Video killed the movie star

in Entertainment/Fashion, Food & Lifestyle by
Every minute, YouTube uploads 300 hours of video. By the end of each day, almost 5 billion videos are played. (Photo/YouTube.com)

In the past, movie stars, Grammy award winners and radio stars have occupied the spots for ultimate fame. However, due to Youtube’s beginnings in 2005 and Instagram’s debut in 2010, much of America’s youth has grown up in a culture where social media outplays traditional entertainment. By the end of 2015, millenials had accounted for 1.7 billion dollars spent in technology. This substantial and motivated chunk of consumers pushed businesses to take note in who exactly bought their products. As reaching out to millennials became a priority, so did sponsoring America’s budding celebrities: YouTubers.

In a study Defy media conducted, 63 percent of participants aged 13-24 agreed to try a product promoted by a YouTuber, but only 48 percent said the same for a movie star. The casual and sometimes daily postings of YouTubers often make viewers feel less distant from living the life of a celebrity. When Google conducted a study regarding this, 70 percent of YouTube subscribers admitted to relating better to Youtubers than celebrities. Subsequently, YouTubers have become one of the most influential members of pop culture for today’s millennials with 70 percent of YouTube subscribers agreeing that “YouTube personalities change and shape pop culture.”  In a 2014 experiment conducted through Variety, teenagers ranging from ages 13-18 compiled a list of the 20 celebrities they thought had the greatest impact on Gen Z. With movie stars like Jennifer Lawrence taking up the bottom rungs on the social ladder,  YouTubers including Pewdiepie with 60 million subscribers, KSI with 19 million subscribers, and Vanoss Gaming with 23.8 million subscribers. held the titles for the first three positions.

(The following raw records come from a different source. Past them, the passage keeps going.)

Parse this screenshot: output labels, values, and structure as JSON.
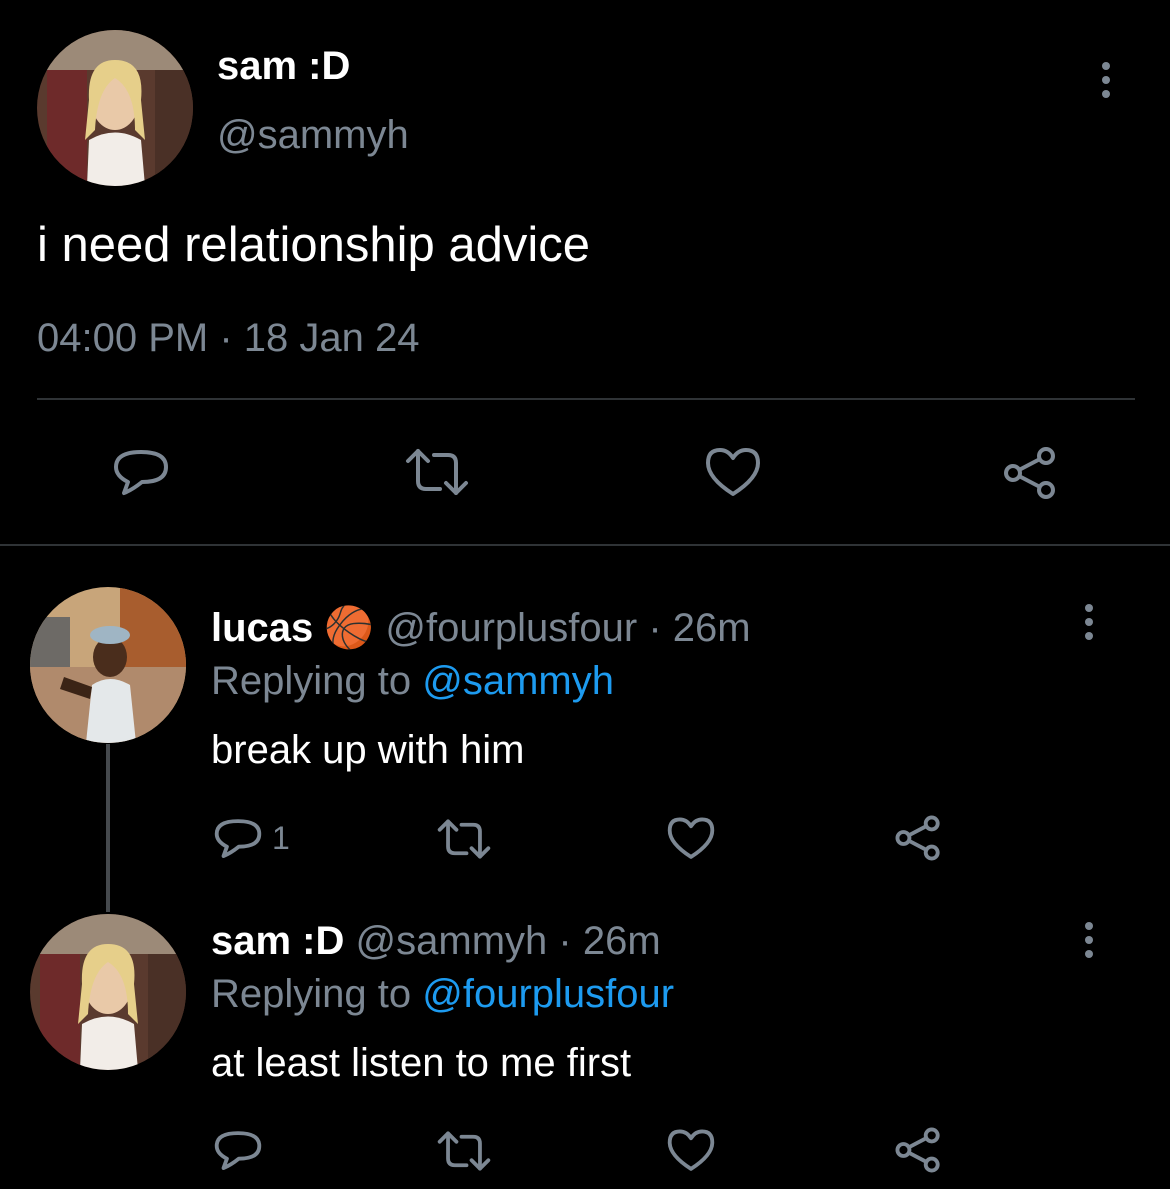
{
  "main_tweet": {
    "display_name": "sam :D",
    "handle": "@sammyh",
    "text": "i need relationship advice",
    "timestamp": "04:00 PM · 18 Jan 24"
  },
  "replies": [
    {
      "display_name": "lucas",
      "emoji": "🏀",
      "handle": "@fourplusfour",
      "age": "· 26m",
      "replying_label": "Replying to",
      "replying_to": "@sammyh",
      "text": "break up with him",
      "reply_count": "1"
    },
    {
      "display_name": "sam :D",
      "handle": "@sammyh",
      "age": "· 26m",
      "replying_label": "Replying to",
      "replying_to": "@fourplusfour",
      "text": "at least listen to me first"
    }
  ],
  "icons": [
    "reply-icon",
    "retweet-icon",
    "like-icon",
    "share-icon",
    "more-icon"
  ],
  "colors": {
    "background": "#000000",
    "muted": "#7c8793",
    "link": "#1d9bf0",
    "divider": "#2f3336"
  }
}
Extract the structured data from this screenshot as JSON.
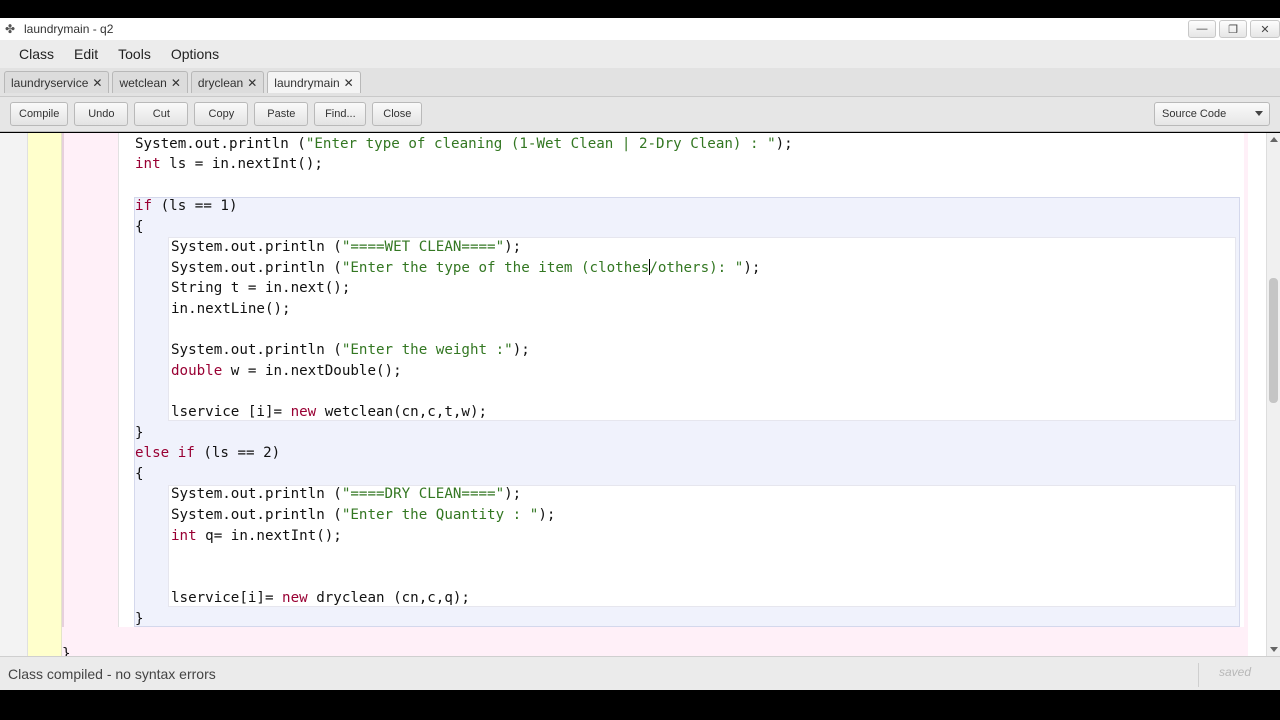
{
  "window": {
    "title": "laundrymain - q2",
    "icon": "bluej-bird-icon"
  },
  "menu": [
    "Class",
    "Edit",
    "Tools",
    "Options"
  ],
  "tabs": [
    {
      "label": "laundryservice",
      "active": false
    },
    {
      "label": "wetclean",
      "active": false
    },
    {
      "label": "dryclean",
      "active": false
    },
    {
      "label": "laundrymain",
      "active": true
    }
  ],
  "toolbar": {
    "compile": "Compile",
    "undo": "Undo",
    "cut": "Cut",
    "copy": "Copy",
    "paste": "Paste",
    "find": "Find...",
    "close": "Close",
    "view_select": "Source Code"
  },
  "code": {
    "l1a": "System.out.println (",
    "l1s": "\"Enter type of cleaning (1-Wet Clean | 2-Dry Clean) : \"",
    "l1b": ");",
    "l2k": "int",
    "l2b": " ls = in.nextInt();",
    "l3k": "if",
    "l3b": " (ls == 1)",
    "l4": "{",
    "l5a": "System.out.println (",
    "l5s": "\"====WET CLEAN====\"",
    "l5b": ");",
    "l6a": "System.out.println (",
    "l6s1": "\"Enter the type of the item (clothes",
    "l6s2": "/others): \"",
    "l6b": ");",
    "l7": "String t = in.next();",
    "l8": "in.nextLine();",
    "l9a": "System.out.println (",
    "l9s": "\"Enter the weight :\"",
    "l9b": ");",
    "l10k": "double",
    "l10b": " w = in.nextDouble();",
    "l11a": "lservice [i]= ",
    "l11k": "new",
    "l11b": " wetclean(cn,c,t,w);",
    "l12": "}",
    "l13k1": "else",
    "l13k2": "if",
    "l13b": " (ls == 2)",
    "l14": "{",
    "l15a": "System.out.println (",
    "l15s": "\"====DRY CLEAN====\"",
    "l15b": ");",
    "l16a": "System.out.println (",
    "l16s": "\"Enter the Quantity : \"",
    "l16b": ");",
    "l17k": "int",
    "l17b": " q= in.nextInt();",
    "l18a": "lservice[i]= ",
    "l18k": "new",
    "l18b": " dryclean (cn,c,q);",
    "l19": "}",
    "l20": "}"
  },
  "status": {
    "message": "Class compiled - no syntax errors",
    "saved": "saved"
  },
  "colors": {
    "keyword": "#990033",
    "string": "#337722",
    "gutter": "#ffffcc",
    "method_scope": "#fff0f8",
    "block_scope": "#f0f2fc"
  }
}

Although the emergence of Youtube may seem limited to older generations, for many, Youtube has become Gen Z’s staple form of entertainment.

Emma is a sophomore at American Heritage School in Plantation Fla. Although this is her first year working as a part of the newspaper, she is extremely excited to be a part of the staff. Emma is also an active member of PAWS and TASSEL. In her free time she loves window shopping at home goods and trying vegan foods.

Leave a Reply

Your email address will not be published.

*